We Tell


We Tell: Fifty Years of Participatory Community Media series is now available for community screenings and educational use. Select programs (Wages of Work, Turf, and Collaborative knowledges) are available for a three-year educational license.



Curators:  Louis Massiah, Scribe Video Center and Patricia R. Zimmermann, Ithaca College
Archive Research by the XFR Collective ​

We Tell: 50 Years of Participatory Community Media, a national traveling exhibition, chronicles the hidden histories of place-based documentaries that situate their collaborative practices in specific locales, communities, and needs for social and political change.


Thematic Programs

body publics

Body Publics focuses on controversial issues surrounding public health and sexualities. It exposes the ailments from within and the diseases from the outside. These works unpack how access or lack of access to various...

Collaborative Knowledges

Collaborative Knowledges focuses on inter-generational dialogues as a way to reclaim history and knowledge in people rather than in institutions. This program features videos that unearth lost knowledge and histories;...

Environments of Race and Place

Environments of Race and Place zeroes in on issues surrounding immigration, migration, and racial identities unique to specific environments. These works embrace and amplify the micro rather than the macro in scope....

States of Violence

Debates and politics about the American criminal justice system are extremely complex, involving many stories of evidence, interpretation, policies, and laws that can center around just one case. States of Violence...


The works in Turf dig out the complexities and politics of gentrification, homelessness, housing, and the significance of urban spaces for democratic participation. The projects span cities such as Braddock,...

Wages of Work
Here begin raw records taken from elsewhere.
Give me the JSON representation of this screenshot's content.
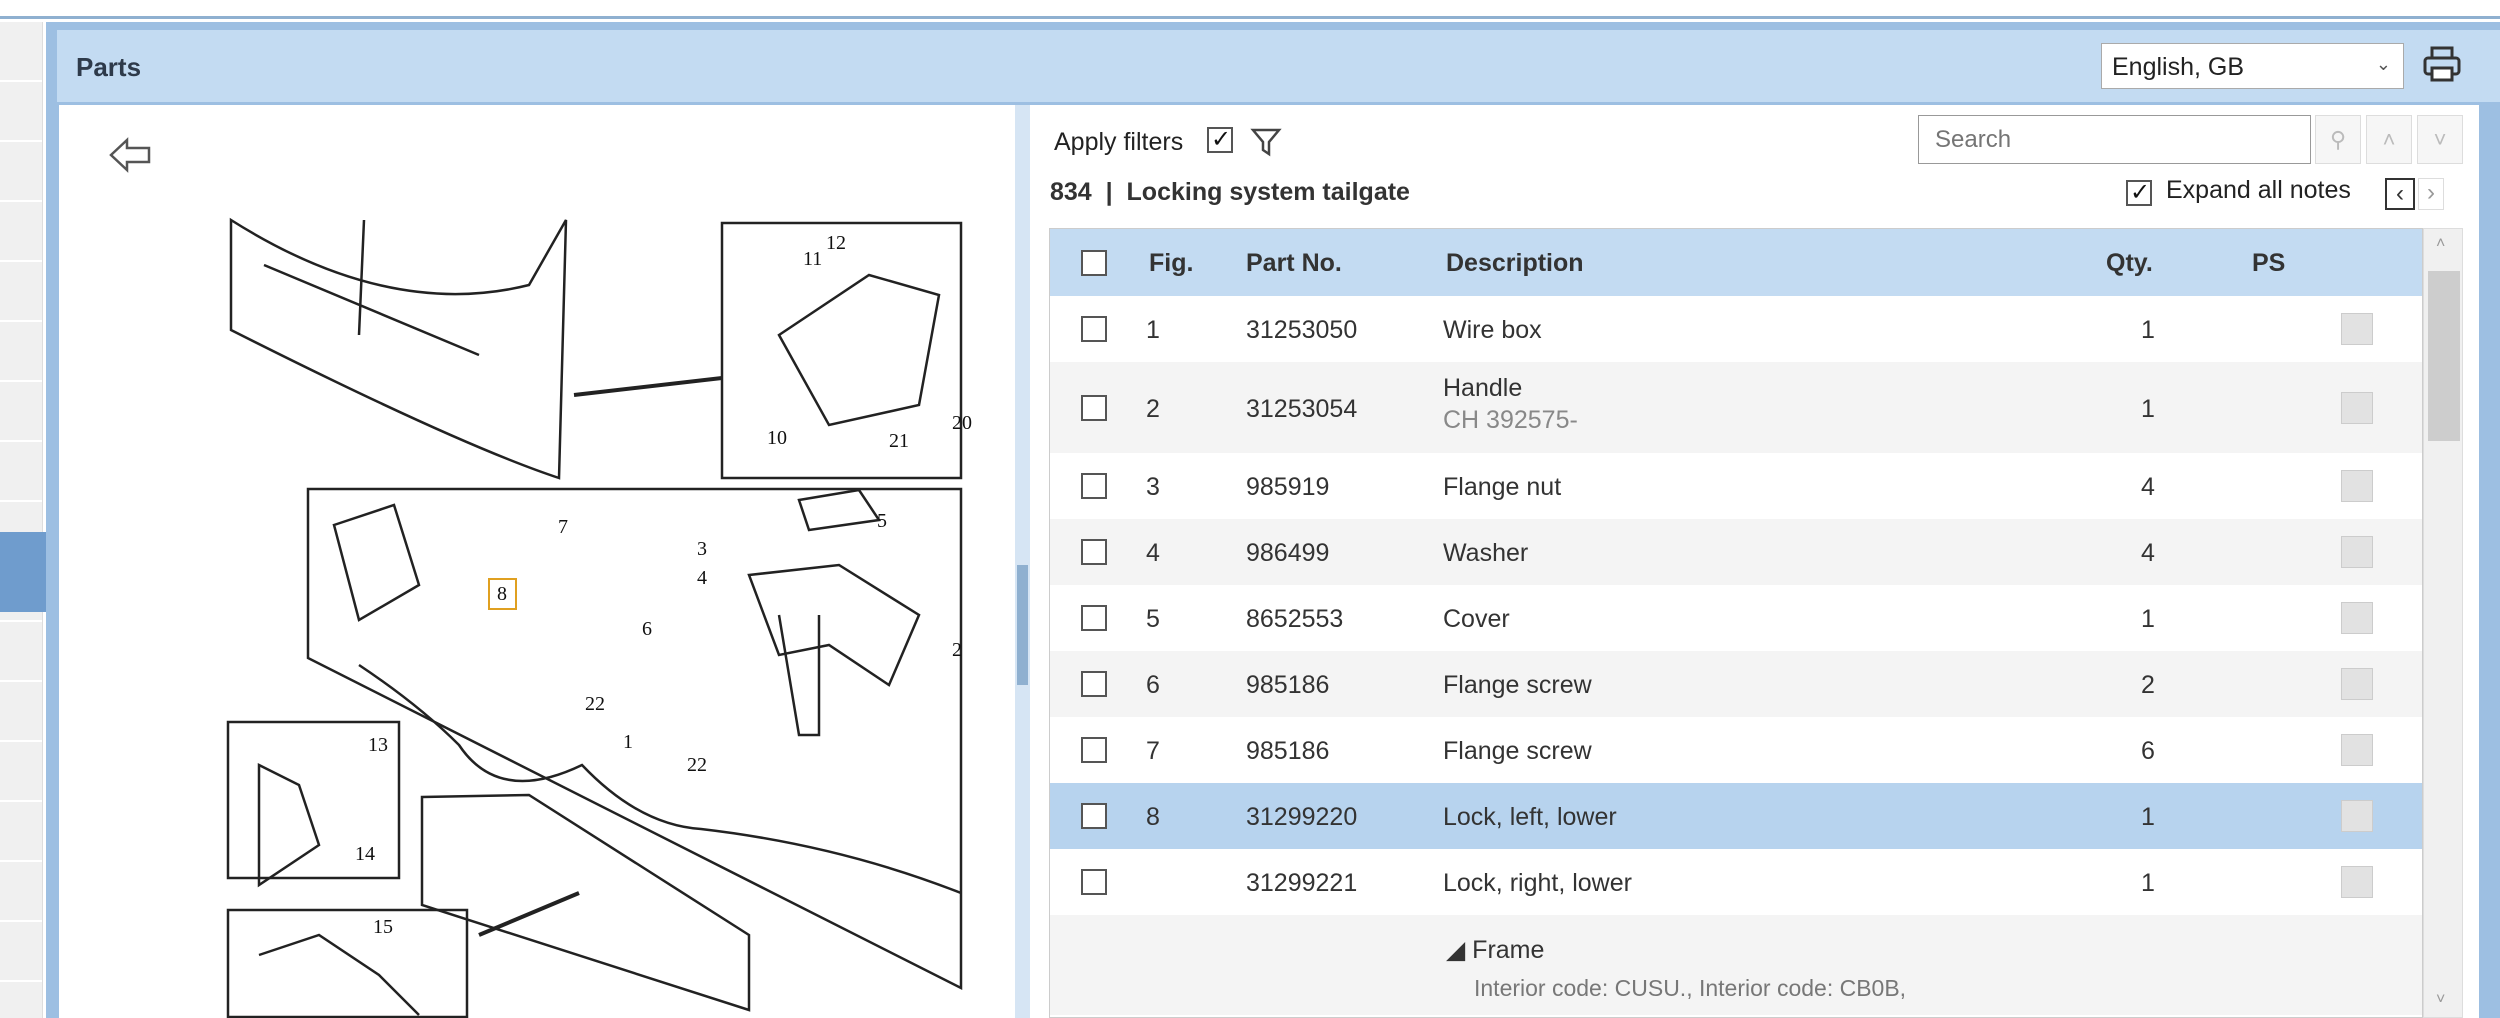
{
  "header": {
    "title": "Parts",
    "language": "English, GB"
  },
  "toolbar": {
    "apply_filters": "Apply filters",
    "apply_filters_checked": true,
    "search_placeholder": "Search",
    "expand_all_notes": "Expand all notes",
    "expand_all_checked": true
  },
  "group": {
    "number": "834",
    "separator": "|",
    "title": "Locking system tailgate"
  },
  "table": {
    "headers": {
      "fig": "Fig.",
      "part_no": "Part No.",
      "description": "Description",
      "qty": "Qty.",
      "ps": "PS"
    },
    "rows": [
      {
        "fig": "1",
        "part_no": "31253050",
        "description": "Wire box",
        "sub": "",
        "qty": "1"
      },
      {
        "fig": "2",
        "part_no": "31253054",
        "description": "Handle",
        "sub": "CH 392575-",
        "qty": "1"
      },
      {
        "fig": "3",
        "part_no": "985919",
        "description": "Flange nut",
        "sub": "",
        "qty": "4"
      },
      {
        "fig": "4",
        "part_no": "986499",
        "description": "Washer",
        "sub": "",
        "qty": "4"
      },
      {
        "fig": "5",
        "part_no": "8652553",
        "description": "Cover",
        "sub": "",
        "qty": "1"
      },
      {
        "fig": "6",
        "part_no": "985186",
        "description": "Flange screw",
        "sub": "",
        "qty": "2"
      },
      {
        "fig": "7",
        "part_no": "985186",
        "description": "Flange screw",
        "sub": "",
        "qty": "6"
      },
      {
        "fig": "8",
        "part_no": "31299220",
        "description": "Lock, left, lower",
        "sub": "",
        "qty": "1"
      },
      {
        "fig": "",
        "part_no": "31299221",
        "description": "Lock, right, lower",
        "sub": "",
        "qty": "1"
      }
    ],
    "note": {
      "title": "Frame",
      "text": "Interior code: CUSU., Interior code: CB0B,"
    }
  },
  "diagram": {
    "labels": [
      "12",
      "11",
      "10",
      "21",
      "20",
      "7",
      "8",
      "5",
      "3",
      "4",
      "6",
      "2",
      "22",
      "1",
      "22",
      "13",
      "14",
      "15"
    ]
  }
}
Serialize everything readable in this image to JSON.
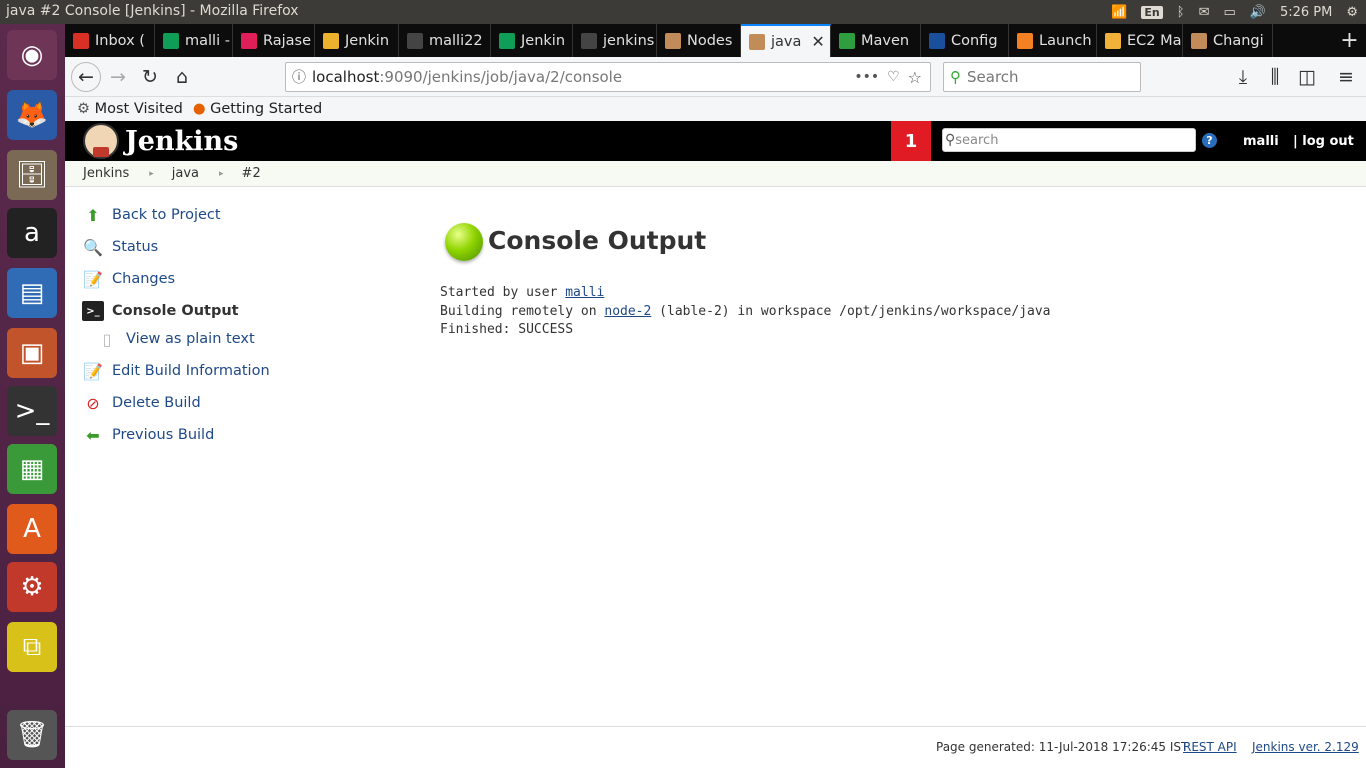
{
  "os": {
    "window_title": "java #2 Console [Jenkins] - Mozilla Firefox",
    "keyboard": "En",
    "clock": "5:26 PM"
  },
  "tabs": [
    {
      "label": "Inbox (",
      "icon": "gmail-icon",
      "color": "#d93025"
    },
    {
      "label": "malli -",
      "icon": "sheets-icon",
      "color": "#0f9d58"
    },
    {
      "label": "Rajase",
      "icon": "hash-icon",
      "color": "#e01e5a"
    },
    {
      "label": "Jenkin",
      "icon": "slack-icon",
      "color": "#ecb22e"
    },
    {
      "label": "malli22",
      "icon": "github-icon",
      "color": "#444444"
    },
    {
      "label": "Jenkin",
      "icon": "sheets-icon",
      "color": "#0f9d58"
    },
    {
      "label": "jenkins",
      "icon": "github-icon",
      "color": "#444444"
    },
    {
      "label": "Nodes",
      "icon": "jenkins-icon",
      "color": "#c28c5a"
    },
    {
      "label": "java",
      "icon": "jenkins-icon",
      "color": "#c28c5a",
      "active": true
    },
    {
      "label": "Maven",
      "icon": "maven-cube-icon",
      "color": "#2e9e3e"
    },
    {
      "label": "Config",
      "icon": "config-icon",
      "color": "#1a4f9c"
    },
    {
      "label": "Launch",
      "icon": "stackoverflow-icon",
      "color": "#f48024"
    },
    {
      "label": "EC2 Ma",
      "icon": "aws-box-icon",
      "color": "#f2b23a"
    },
    {
      "label": "Changi",
      "icon": "jenkins-icon",
      "color": "#c28c5a"
    }
  ],
  "navbar": {
    "url_host": "localhost",
    "url_path": ":9090/jenkins/job/java/2/console",
    "search_placeholder": "Search"
  },
  "bookmarks": [
    {
      "label": "Most Visited",
      "icon": "gear-icon"
    },
    {
      "label": "Getting Started",
      "icon": "firefox-icon"
    }
  ],
  "jenkins": {
    "logo_text": "Jenkins",
    "notification_count": "1",
    "search_placeholder": "search",
    "user": "malli",
    "logout": "| log out"
  },
  "breadcrumb": [
    "Jenkins",
    "java",
    "#2"
  ],
  "sidebar": [
    {
      "label": "Back to Project",
      "icon": "up-arrow-icon"
    },
    {
      "label": "Status",
      "icon": "magnifier-icon"
    },
    {
      "label": "Changes",
      "icon": "notepad-icon"
    },
    {
      "label": "Console Output",
      "icon": "terminal-icon",
      "current": true
    },
    {
      "label": "View as plain text",
      "icon": "document-icon",
      "sub": true
    },
    {
      "label": "Edit Build Information",
      "icon": "notepad-icon"
    },
    {
      "label": "Delete Build",
      "icon": "no-entry-icon"
    },
    {
      "label": "Previous Build",
      "icon": "left-arrow-icon"
    }
  ],
  "main": {
    "heading": "Console Output",
    "status_color": "#8fd400",
    "console": {
      "line1_prefix": "Started by user ",
      "line1_link": "malli",
      "line2_prefix": "Building remotely on ",
      "line2_link": "node-2",
      "line2_suffix": " (lable-2) in workspace /opt/jenkins/workspace/java",
      "line3": "Finished: SUCCESS"
    }
  },
  "footer": {
    "generated": "Page generated: 11-Jul-2018 17:26:45 IST",
    "rest_api": "REST API",
    "version": "Jenkins ver. 2.129"
  }
}
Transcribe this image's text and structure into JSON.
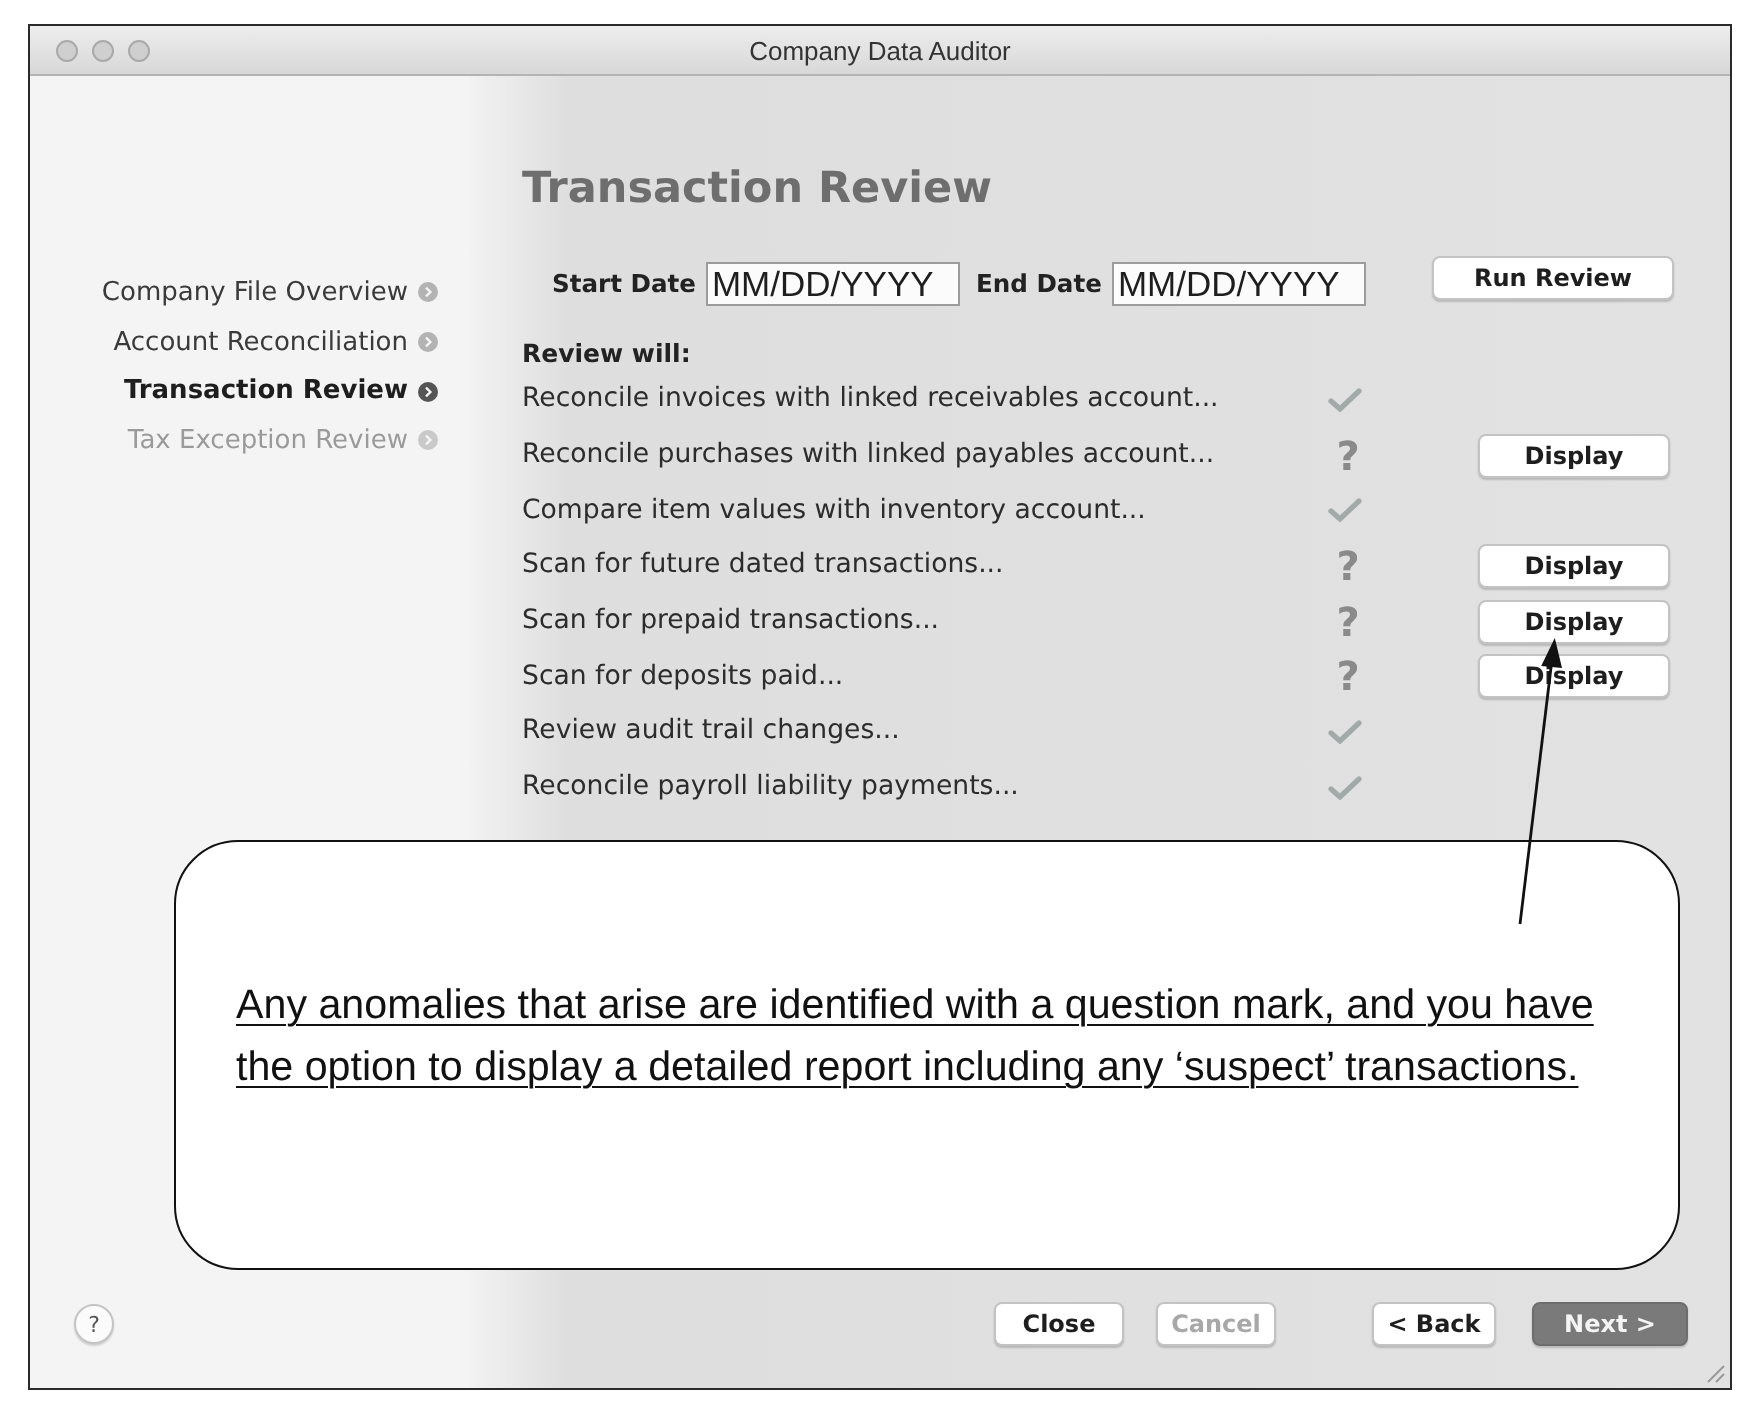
{
  "window": {
    "title": "Company Data Auditor"
  },
  "steps": [
    {
      "label": "Company File Overview",
      "selected": false,
      "disabled": false
    },
    {
      "label": "Account Reconciliation",
      "selected": false,
      "disabled": false
    },
    {
      "label": "Transaction Review",
      "selected": true,
      "disabled": false
    },
    {
      "label": "Tax Exception Review",
      "selected": false,
      "disabled": true
    }
  ],
  "page_title": "Transaction Review",
  "date_range": {
    "start_label": "Start Date",
    "start_placeholder": "MM/DD/YYYY",
    "end_label": "End Date",
    "end_placeholder": "MM/DD/YYYY"
  },
  "run_button": "Run Review",
  "review_heading": "Review will:",
  "checks": [
    {
      "label": "Reconcile invoices with linked receivables account...",
      "kind": "passed"
    },
    {
      "label": "Reconcile purchases with linked payables account...",
      "kind": "flagged",
      "mark": "?",
      "action": "Display"
    },
    {
      "label": "Compare item values with inventory account...",
      "kind": "passed"
    },
    {
      "label": "Scan for future dated transactions...",
      "kind": "flagged",
      "mark": "?",
      "action": "Display"
    },
    {
      "label": "Scan for prepaid transactions...",
      "kind": "flagged",
      "mark": "?",
      "action": "Display"
    },
    {
      "label": "Scan for deposits paid...",
      "kind": "flagged",
      "mark": "?",
      "action": "Display"
    },
    {
      "label": "Review audit trail changes...",
      "kind": "passed"
    },
    {
      "label": "Reconcile payroll liability payments...",
      "kind": "passed"
    }
  ],
  "callout": {
    "text": "Any anomalies that arise are identified with a question mark, and you have the option to display a detailed report including any ‘suspect’ transactions."
  },
  "help_button": "?",
  "footer": {
    "left_buttons": [
      {
        "label": "Close",
        "disabled": false
      },
      {
        "label": "Cancel",
        "disabled": true
      }
    ],
    "right_buttons": [
      {
        "label": "< Back",
        "default": false
      },
      {
        "label": "Next >",
        "default": true
      }
    ]
  }
}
Citizens and communities approach issues surrounding job opportunities, occupations, wages, unemployment, and underemployment in a myriad of ways. They engage in union organizing. They reclaim stories about what is not spoken, repressed...